(Beginning of Information provided)

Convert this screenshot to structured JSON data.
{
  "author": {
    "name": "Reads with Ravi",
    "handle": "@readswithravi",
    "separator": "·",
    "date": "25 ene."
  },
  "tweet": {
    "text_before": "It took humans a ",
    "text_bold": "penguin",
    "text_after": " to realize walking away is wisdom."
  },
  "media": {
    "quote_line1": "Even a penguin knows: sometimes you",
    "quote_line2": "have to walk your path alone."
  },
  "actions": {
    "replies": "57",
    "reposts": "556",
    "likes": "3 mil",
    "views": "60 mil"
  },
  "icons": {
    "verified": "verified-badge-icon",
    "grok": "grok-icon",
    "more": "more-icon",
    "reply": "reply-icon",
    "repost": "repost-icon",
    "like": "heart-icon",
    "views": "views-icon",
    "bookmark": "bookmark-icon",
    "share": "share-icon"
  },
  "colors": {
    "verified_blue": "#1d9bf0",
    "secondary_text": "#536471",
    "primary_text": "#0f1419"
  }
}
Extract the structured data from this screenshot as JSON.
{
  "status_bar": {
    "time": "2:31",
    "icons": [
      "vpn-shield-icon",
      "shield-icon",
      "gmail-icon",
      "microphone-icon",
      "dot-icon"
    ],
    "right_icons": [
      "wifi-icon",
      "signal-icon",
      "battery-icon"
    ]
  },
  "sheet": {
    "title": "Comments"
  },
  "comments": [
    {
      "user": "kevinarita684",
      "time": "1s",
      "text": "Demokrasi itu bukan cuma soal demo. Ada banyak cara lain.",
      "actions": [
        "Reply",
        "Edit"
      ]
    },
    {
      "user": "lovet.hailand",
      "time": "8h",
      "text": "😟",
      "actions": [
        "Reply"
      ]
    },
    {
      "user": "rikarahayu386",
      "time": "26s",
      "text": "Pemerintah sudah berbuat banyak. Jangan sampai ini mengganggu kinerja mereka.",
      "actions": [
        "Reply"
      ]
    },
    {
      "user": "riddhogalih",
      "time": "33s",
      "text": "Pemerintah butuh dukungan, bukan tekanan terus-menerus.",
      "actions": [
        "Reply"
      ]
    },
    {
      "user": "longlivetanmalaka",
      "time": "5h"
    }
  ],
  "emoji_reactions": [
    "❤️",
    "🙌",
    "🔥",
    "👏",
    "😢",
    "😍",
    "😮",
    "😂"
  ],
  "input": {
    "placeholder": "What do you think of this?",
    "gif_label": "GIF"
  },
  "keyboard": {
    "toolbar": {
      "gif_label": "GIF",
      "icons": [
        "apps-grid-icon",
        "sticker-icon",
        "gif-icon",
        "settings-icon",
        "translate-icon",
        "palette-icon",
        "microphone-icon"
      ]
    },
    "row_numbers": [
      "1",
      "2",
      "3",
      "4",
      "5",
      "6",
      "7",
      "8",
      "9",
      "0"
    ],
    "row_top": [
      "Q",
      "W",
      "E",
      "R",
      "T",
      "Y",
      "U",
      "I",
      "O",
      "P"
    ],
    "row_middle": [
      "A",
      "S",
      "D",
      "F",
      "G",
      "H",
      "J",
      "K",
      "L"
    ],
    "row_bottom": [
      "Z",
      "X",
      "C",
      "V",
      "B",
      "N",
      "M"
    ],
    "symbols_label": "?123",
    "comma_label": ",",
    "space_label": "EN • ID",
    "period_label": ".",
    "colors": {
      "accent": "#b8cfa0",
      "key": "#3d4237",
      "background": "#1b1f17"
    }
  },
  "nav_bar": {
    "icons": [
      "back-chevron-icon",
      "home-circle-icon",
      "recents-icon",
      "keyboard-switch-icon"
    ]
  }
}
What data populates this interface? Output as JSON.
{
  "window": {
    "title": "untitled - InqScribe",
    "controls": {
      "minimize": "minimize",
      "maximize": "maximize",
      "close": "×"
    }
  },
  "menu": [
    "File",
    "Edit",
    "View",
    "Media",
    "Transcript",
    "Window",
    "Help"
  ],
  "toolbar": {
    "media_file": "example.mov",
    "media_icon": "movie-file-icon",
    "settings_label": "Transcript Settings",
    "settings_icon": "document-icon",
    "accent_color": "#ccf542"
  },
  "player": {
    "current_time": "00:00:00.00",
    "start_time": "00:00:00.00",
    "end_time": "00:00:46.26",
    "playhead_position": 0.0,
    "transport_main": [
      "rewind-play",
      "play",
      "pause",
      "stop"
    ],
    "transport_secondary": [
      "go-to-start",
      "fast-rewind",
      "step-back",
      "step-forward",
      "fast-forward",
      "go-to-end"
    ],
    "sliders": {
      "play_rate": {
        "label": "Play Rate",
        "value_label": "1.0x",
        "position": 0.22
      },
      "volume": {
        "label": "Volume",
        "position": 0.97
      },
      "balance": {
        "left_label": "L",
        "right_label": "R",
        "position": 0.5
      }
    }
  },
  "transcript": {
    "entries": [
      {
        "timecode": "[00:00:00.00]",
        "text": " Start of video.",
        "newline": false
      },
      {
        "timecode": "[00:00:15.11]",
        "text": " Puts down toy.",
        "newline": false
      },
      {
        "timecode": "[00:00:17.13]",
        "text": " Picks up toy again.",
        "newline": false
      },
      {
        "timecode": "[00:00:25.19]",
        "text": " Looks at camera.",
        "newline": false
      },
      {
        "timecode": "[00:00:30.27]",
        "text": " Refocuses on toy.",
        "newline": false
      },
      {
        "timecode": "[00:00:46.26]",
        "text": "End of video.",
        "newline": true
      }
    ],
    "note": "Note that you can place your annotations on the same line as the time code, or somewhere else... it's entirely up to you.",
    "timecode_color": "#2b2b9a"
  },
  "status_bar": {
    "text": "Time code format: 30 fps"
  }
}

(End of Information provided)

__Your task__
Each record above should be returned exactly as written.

__Final answer__
Convert this screenshot to structured JSON data.
{
  "author": {
    "name": "Reads with Ravi",
    "handle": "@readswithravi",
    "separator": "·",
    "date": "25 ene."
  },
  "tweet": {
    "text_before": "It took humans a ",
    "text_bold": "penguin",
    "text_after": " to realize walking away is wisdom."
  },
  "media": {
    "quote_line1": "Even a penguin knows: sometimes you",
    "quote_line2": "have to walk your path alone."
  },
  "actions": {
    "replies": "57",
    "reposts": "556",
    "likes": "3 mil",
    "views": "60 mil"
  },
  "icons": {
    "verified": "verified-badge-icon",
    "grok": "grok-icon",
    "more": "more-icon",
    "reply": "reply-icon",
    "repost": "repost-icon",
    "like": "heart-icon",
    "views": "views-icon",
    "bookmark": "bookmark-icon",
    "share": "share-icon"
  },
  "colors": {
    "verified_blue": "#1d9bf0",
    "secondary_text": "#536471",
    "primary_text": "#0f1419"
  }
}
Extract the structured data from this screenshot as JSON.
{
  "status_bar": {
    "time": "2:31",
    "icons": [
      "vpn-shield-icon",
      "shield-icon",
      "gmail-icon",
      "microphone-icon",
      "dot-icon"
    ],
    "right_icons": [
      "wifi-icon",
      "signal-icon",
      "battery-icon"
    ]
  },
  "sheet": {
    "title": "Comments"
  },
  "comments": [
    {
      "user": "kevinarita684",
      "time": "1s",
      "text": "Demokrasi itu bukan cuma soal demo. Ada banyak cara lain.",
      "actions": [
        "Reply",
        "Edit"
      ]
    },
    {
      "user": "lovet.hailand",
      "time": "8h",
      "text": "😟",
      "actions": [
        "Reply"
      ]
    },
    {
      "user": "rikarahayu386",
      "time": "26s",
      "text": "Pemerintah sudah berbuat banyak. Jangan sampai ini mengganggu kinerja mereka.",
      "actions": [
        "Reply"
      ]
    },
    {
      "user": "riddhogalih",
      "time": "33s",
      "text": "Pemerintah butuh dukungan, bukan tekanan terus-menerus.",
      "actions": [
        "Reply"
      ]
    },
    {
      "user": "longlivetanmalaka",
      "time": "5h"
    }
  ],
  "emoji_reactions": [
    "❤️",
    "🙌",
    "🔥",
    "👏",
    "😢",
    "😍",
    "😮",
    "😂"
  ],
  "input": {
    "placeholder": "What do you think of this?",
    "gif_label": "GIF"
  },
  "keyboard": {
    "toolbar": {
      "gif_label": "GIF",
      "icons": [
        "apps-grid-icon",
        "sticker-icon",
        "gif-icon",
        "settings-icon",
        "translate-icon",
        "palette-icon",
        "microphone-icon"
      ]
    },
    "row_numbers": [
      "1",
      "2",
      "3",
      "4",
      "5",
      "6",
      "7",
      "8",
      "9",
      "0"
    ],
    "row_top": [
      "Q",
      "W",
      "E",
      "R",
      "T",
      "Y",
      "U",
      "I",
      "O",
      "P"
    ],
    "row_middle": [
      "A",
      "S",
      "D",
      "F",
      "G",
      "H",
      "J",
      "K",
      "L"
    ],
    "row_bottom": [
      "Z",
      "X",
      "C",
      "V",
      "B",
      "N",
      "M"
    ],
    "symbols_label": "?123",
    "comma_label": ",",
    "space_label": "EN • ID",
    "period_label": ".",
    "colors": {
      "accent": "#b8cfa0",
      "key": "#3d4237",
      "background": "#1b1f17"
    }
  },
  "nav_bar": {
    "icons": [
      "back-chevron-icon",
      "home-circle-icon",
      "recents-icon",
      "keyboard-switch-icon"
    ]
  }
}
What data populates this interface? Output as JSON.
{
  "window": {
    "title": "untitled - InqScribe",
    "controls": {
      "minimize": "minimize",
      "maximize": "maximize",
      "close": "×"
    }
  },
  "menu": [
    "File",
    "Edit",
    "View",
    "Media",
    "Transcript",
    "Window",
    "Help"
  ],
  "toolbar": {
    "media_file": "example.mov",
    "media_icon": "movie-file-icon",
    "settings_label": "Transcript Settings",
    "settings_icon": "document-icon",
    "accent_color": "#ccf542"
  },
  "player": {
    "current_time": "00:00:00.00",
    "start_time": "00:00:00.00",
    "end_time": "00:00:46.26",
    "playhead_position": 0.0,
    "transport_main": [
      "rewind-play",
      "play",
      "pause",
      "stop"
    ],
    "transport_secondary": [
      "go-to-start",
      "fast-rewind",
      "step-back",
      "step-forward",
      "fast-forward",
      "go-to-end"
    ],
    "sliders": {
      "play_rate": {
        "label": "Play Rate",
        "value_label": "1.0x",
        "position": 0.22
      },
      "volume": {
        "label": "Volume",
        "position": 0.97
      },
      "balance": {
        "left_label": "L",
        "right_label": "R",
        "position": 0.5
      }
    }
  },
  "transcript": {
    "entries": [
      {
        "timecode": "[00:00:00.00]",
        "text": " Start of video.",
        "newline": false
      },
      {
        "timecode": "[00:00:15.11]",
        "text": " Puts down toy.",
        "newline": false
      },
      {
        "timecode": "[00:00:17.13]",
        "text": " Picks up toy again.",
        "newline": false
      },
      {
        "timecode": "[00:00:25.19]",
        "text": " Looks at camera.",
        "newline": false
      },
      {
        "timecode": "[00:00:30.27]",
        "text": " Refocuses on toy.",
        "newline": false
      },
      {
        "timecode": "[00:00:46.26]",
        "text": "End of video.",
        "newline": true
      }
    ],
    "note": "Note that you can place your annotations on the same line as the time code, or somewhere else... it's entirely up to you.",
    "timecode_color": "#2b2b9a"
  },
  "status_bar": {
    "text": "Time code format: 30 fps"
  }
}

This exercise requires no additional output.